Tuesday 4 July 2017

As results are announced keep the SATs in perspective - schools and children are much more than a test score

  Children’s author Michael Morpurgo, in a striking phrase, has referred to the SATs taken by 10 and 11 year olds as a ‘dark spider spreading fear in primary classrooms.’

Primary school headteachers were able to access their school’s results overnight and social media is buzzing with reactions.

The TES reports:

The government also published the tables which show how many marks are needed in each subject to reach a scaled score of 100, which is the “expected standard”.

This year pupils needed 26 out of 50 in reading, 57 out of 110 in maths and 36 out of 70 in spelling, punctuation and grammar (Spag) to reach the expected standard.

This compares to 21 out of 50 needed in reading last year, 60 out of 110 needed in maths and 43 out of 70 needed in Spag. The jump in the marks needed to pass the reading test comes after Year 6 teachers had reported that the reading test this year was “kinder” than it was in 2016.

The new tests were introduced last year and could not be compared with previous years. It would be a mistake to make too much of any comparison this year as leading experts suggest that the data is ‘too fragile’ to interpret with any confidence.

The TES reports Russell Hobby, General Secretary of the National Association of Headteachers:

Currently, the methods to hold schools to account aren’t as fair or reliable as they should be. Sats data only gives parents part of the picture when judging a pupil’s success or a school’s effectiveness.

At the moment, parents and schools know these results have to be taken with a pinch of salt. This can’t be right. Just looking at data misses the majority of the real work that schools do to help young people achieve their full potential.

Schools do need to be held to account but inspectors should look at more than just data. That way, when parents are reading Ofsted reports they can have more confidence that the report properly reflects how good the school actually is.

We are seeing the signs of a more balanced approach to the use of data by Ofsted, as expressed in a recent speech by Amanda Spielman, the chief inspector, in which she said, ‘Rather than just intensifying the focus on data, Ofsted inspections must explore what is behind the data, asking how results have been achieved.’

The issue of how results have been achieved is crucial.  Schools vary in their conduct of SATs and the amount of preparation. Concern about ‘teaching to the test’ in the last year of primary school, with a resulting narrowing of the curriculum and teachers and children feeling stressed by the pressure, has been widespread. Some schools hold special revision classes during the school holiday and others have endless practise tests.  Meanwhile children in private schools and those who are home-schooled escape the SATs completely.

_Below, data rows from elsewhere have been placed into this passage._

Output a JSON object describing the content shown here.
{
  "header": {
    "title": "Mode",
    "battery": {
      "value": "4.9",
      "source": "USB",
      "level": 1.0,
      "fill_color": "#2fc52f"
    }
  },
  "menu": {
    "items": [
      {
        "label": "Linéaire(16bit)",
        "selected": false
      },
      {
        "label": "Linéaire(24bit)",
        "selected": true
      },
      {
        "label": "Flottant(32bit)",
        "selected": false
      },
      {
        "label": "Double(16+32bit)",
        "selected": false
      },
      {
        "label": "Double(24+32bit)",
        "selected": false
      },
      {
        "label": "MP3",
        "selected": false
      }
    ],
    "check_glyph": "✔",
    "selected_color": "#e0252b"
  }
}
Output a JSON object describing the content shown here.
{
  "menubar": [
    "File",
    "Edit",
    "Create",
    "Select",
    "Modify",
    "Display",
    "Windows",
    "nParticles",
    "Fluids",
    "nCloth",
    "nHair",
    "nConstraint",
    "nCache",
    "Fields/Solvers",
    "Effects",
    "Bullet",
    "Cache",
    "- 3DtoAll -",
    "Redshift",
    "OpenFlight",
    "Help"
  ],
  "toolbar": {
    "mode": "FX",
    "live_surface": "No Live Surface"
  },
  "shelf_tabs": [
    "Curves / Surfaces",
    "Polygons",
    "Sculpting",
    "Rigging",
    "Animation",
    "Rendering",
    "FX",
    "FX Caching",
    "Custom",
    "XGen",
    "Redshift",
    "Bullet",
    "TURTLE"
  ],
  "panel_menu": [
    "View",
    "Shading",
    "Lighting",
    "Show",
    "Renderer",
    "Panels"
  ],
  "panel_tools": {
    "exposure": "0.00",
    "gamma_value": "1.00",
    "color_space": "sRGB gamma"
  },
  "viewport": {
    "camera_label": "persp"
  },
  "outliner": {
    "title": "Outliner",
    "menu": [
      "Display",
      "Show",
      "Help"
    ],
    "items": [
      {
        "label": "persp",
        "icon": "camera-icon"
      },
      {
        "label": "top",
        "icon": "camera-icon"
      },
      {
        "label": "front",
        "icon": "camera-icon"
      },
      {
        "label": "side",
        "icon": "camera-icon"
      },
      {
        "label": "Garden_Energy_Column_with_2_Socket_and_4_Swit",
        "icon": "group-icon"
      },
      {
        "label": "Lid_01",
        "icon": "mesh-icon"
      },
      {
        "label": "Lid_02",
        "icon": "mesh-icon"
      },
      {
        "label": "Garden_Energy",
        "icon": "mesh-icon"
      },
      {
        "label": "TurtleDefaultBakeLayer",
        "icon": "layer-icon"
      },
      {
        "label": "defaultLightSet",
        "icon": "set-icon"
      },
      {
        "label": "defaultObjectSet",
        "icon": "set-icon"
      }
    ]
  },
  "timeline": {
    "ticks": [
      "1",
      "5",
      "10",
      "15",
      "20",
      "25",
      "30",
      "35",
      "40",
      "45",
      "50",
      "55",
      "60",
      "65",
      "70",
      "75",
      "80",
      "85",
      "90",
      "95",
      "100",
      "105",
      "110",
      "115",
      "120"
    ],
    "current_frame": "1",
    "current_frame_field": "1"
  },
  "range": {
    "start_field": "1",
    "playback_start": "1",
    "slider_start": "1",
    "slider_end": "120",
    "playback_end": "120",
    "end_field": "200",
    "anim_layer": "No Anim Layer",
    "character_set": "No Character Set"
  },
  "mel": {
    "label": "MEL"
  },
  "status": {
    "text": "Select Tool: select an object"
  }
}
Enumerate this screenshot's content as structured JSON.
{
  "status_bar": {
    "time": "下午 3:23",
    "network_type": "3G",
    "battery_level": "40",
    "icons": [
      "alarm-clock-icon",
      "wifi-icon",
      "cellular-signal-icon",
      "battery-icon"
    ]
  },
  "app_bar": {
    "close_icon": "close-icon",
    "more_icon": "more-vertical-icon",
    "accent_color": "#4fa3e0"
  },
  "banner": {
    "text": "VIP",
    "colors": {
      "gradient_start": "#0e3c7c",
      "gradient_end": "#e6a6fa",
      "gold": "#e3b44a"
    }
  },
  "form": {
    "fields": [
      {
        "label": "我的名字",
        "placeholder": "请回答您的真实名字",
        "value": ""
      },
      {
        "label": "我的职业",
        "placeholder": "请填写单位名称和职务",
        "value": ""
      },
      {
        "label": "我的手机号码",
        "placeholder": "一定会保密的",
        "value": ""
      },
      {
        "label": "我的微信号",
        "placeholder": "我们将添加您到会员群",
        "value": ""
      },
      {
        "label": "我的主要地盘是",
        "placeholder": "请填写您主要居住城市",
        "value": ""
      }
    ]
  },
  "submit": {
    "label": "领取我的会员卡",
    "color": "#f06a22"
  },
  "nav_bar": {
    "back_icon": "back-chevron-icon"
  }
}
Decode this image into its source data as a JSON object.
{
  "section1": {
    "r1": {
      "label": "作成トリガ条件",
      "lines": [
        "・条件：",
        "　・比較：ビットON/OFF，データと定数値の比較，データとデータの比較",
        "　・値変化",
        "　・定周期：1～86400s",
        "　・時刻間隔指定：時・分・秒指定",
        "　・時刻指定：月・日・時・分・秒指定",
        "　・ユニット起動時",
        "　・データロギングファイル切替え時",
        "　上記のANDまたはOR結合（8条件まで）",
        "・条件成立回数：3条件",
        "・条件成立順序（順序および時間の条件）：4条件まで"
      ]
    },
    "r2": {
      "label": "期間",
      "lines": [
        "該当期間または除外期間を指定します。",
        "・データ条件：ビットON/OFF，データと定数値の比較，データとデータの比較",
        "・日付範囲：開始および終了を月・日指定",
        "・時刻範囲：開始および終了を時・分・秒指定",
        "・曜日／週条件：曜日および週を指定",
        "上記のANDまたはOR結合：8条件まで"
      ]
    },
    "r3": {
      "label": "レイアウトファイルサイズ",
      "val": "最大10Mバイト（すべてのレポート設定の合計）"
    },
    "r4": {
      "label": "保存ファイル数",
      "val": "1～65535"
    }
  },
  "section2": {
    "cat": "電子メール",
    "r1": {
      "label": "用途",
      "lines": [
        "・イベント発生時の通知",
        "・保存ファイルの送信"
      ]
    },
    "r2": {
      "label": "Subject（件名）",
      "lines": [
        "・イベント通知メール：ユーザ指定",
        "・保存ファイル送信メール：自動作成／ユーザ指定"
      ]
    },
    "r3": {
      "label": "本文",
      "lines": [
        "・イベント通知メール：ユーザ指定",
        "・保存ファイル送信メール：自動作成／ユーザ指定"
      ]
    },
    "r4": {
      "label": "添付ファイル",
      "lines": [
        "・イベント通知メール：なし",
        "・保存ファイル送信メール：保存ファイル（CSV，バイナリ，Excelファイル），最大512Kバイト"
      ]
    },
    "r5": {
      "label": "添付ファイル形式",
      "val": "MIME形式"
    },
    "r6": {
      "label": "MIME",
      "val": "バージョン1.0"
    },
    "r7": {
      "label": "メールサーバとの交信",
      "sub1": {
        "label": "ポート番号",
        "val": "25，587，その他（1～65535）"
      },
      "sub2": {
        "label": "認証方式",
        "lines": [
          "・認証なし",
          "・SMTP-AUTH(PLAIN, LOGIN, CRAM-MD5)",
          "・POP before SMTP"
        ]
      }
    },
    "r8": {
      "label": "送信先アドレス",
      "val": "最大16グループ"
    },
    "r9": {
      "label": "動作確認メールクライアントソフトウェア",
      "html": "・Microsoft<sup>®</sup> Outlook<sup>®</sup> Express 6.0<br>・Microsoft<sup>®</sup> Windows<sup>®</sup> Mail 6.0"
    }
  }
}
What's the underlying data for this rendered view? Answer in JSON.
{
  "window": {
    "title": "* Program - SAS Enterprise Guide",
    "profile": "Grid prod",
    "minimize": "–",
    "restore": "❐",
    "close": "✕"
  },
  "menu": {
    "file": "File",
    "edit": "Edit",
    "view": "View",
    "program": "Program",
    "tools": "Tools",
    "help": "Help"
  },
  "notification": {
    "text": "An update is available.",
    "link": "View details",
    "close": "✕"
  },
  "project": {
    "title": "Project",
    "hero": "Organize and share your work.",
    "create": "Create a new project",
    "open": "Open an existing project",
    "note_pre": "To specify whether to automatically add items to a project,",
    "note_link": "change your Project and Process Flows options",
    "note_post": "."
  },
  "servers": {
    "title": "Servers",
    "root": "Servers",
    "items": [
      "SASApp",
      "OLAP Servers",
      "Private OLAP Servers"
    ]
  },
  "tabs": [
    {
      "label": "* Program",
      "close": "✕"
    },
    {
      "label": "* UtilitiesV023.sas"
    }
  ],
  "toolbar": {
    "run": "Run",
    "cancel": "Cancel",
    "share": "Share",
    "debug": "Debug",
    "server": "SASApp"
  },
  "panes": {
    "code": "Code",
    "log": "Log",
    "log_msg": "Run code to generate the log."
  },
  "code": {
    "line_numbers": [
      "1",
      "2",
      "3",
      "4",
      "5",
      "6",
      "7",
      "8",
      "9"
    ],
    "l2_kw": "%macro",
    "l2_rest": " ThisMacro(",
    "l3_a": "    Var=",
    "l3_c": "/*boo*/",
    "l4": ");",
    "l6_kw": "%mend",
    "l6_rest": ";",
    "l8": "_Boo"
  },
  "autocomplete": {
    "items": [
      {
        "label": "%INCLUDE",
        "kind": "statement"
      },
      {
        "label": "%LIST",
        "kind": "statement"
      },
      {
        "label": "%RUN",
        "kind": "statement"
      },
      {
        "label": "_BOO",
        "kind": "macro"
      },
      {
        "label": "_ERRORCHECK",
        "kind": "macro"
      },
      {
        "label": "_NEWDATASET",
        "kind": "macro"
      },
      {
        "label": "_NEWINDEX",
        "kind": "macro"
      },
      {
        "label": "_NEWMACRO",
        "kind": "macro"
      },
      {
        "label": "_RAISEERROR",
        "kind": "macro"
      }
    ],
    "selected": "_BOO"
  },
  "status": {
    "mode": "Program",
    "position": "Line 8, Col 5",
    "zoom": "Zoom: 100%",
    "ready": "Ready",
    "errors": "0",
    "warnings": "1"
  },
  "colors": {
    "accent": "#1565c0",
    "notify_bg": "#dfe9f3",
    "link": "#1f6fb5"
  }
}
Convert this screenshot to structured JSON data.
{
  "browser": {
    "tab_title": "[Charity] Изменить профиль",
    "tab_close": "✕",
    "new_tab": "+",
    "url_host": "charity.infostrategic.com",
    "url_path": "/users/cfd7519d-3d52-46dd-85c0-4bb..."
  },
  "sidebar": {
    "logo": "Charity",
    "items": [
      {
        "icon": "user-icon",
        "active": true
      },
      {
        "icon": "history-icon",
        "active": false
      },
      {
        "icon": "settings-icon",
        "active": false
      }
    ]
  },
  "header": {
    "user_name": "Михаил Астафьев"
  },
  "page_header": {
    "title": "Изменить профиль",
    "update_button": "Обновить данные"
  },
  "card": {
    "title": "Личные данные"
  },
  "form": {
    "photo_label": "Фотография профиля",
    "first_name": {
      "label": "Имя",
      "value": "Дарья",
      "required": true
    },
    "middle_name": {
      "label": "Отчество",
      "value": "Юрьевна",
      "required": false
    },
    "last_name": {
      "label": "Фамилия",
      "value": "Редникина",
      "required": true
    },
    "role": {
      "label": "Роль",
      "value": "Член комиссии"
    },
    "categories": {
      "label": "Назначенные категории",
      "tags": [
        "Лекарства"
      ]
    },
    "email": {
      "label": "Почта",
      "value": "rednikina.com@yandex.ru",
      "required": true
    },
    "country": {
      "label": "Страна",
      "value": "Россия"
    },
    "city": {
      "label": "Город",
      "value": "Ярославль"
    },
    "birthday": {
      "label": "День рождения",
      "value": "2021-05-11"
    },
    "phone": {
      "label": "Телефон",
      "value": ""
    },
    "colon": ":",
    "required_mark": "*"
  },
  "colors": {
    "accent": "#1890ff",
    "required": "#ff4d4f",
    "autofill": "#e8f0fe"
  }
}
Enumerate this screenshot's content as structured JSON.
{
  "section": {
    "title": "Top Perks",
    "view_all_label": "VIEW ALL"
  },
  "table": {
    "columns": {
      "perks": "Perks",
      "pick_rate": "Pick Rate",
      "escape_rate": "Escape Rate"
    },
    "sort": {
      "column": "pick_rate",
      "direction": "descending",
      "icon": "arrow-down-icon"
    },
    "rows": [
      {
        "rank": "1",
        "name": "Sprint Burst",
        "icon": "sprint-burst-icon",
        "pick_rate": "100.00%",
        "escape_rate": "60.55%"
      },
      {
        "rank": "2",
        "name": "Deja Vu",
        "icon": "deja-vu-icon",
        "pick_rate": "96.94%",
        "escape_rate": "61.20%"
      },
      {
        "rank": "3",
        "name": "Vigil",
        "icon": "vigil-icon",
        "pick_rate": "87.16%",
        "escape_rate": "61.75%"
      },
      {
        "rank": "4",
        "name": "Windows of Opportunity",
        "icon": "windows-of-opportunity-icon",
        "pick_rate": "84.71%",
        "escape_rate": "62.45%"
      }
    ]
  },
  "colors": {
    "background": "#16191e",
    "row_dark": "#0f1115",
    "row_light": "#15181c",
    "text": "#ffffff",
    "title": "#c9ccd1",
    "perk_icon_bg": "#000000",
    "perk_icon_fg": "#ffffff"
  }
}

Whatever one’s views we can probably all agree that schools and children are far more than a school. SAT results do not capture the many facets of a rich primary curriculum that will be familiar to many parents and that teachers struggle to provide despite all the pressure of SATs ‘success’.



Anonymous said...

The focal topic here is Standardised Assessment Tests (SATS), and I recall my reading a little over 20 years ago that SATs were first instituted en masse through the intervention of the corporation 'International Business Machines' (IBM) as a means of grading university entrants after WW2.

In learning and education, assessment is directed mainly in terms of 'measurable outcomes'. Thus the 'objectives' chosen for a learning exercise or program are largely chosen according to how measurable by forces outside the learner.

'Affective objectives' -- relating to learners attitutes -- are all too frequently ignored, and yet they are what I came to focus on with my learners as I went from being a 'late developer' at basic computing skills to teaching other slower learners as a volunteer. I had observed that government-funded training courses too often led to varying levels of Post Traumatic Stress Disorder among my learners.

Away from the matter of en masse standardised testing, I would say that 'reality TV' programmes such as Britain's Got Talent, and especially The Voice — Kids are dangerous in that they get viewers to focus too much on 'talent' and skill as things that are more 'nature' than 'nurture'.

Over 30 years ago that as I entered Associated Board of the Royal Schools of Music graded exams in Music Theory I was in my early 30's, and though my musicality was frowned upon at home in my teens and early adulthood — "Shut up! You're tone deaf, like your Auntie Daphne" — I was there because I wanted to be and with the help of an Inner London Education Authority-funded Community Education Centre.

With a comparably advanced mathematical intelligence, my pass marks in those exams were as high as 81/99 at Grade Seven, despite a learning difficulty that has since been informally diagnosed by Camden Learning Disability Services' Head Psychologist as dyspraxia.

Yet I kind of felt sorry for the teenagers I saw being led into the examination room by parents, as if those children were race horses being led into the paddock for a major horse race, as proxies to live out the parents' own unlived potentials.

Alan Wheatley

Anonymous said...

Regarding the actual SATs testing procedures and what might be termed 'the lowering of thresholds' I am reminded of the use of 'norms' in the Department for Work & Pensions passing people as 'fit for work' who are not really 'fit for work' under 'austerity' conditions.

Alan Wheatley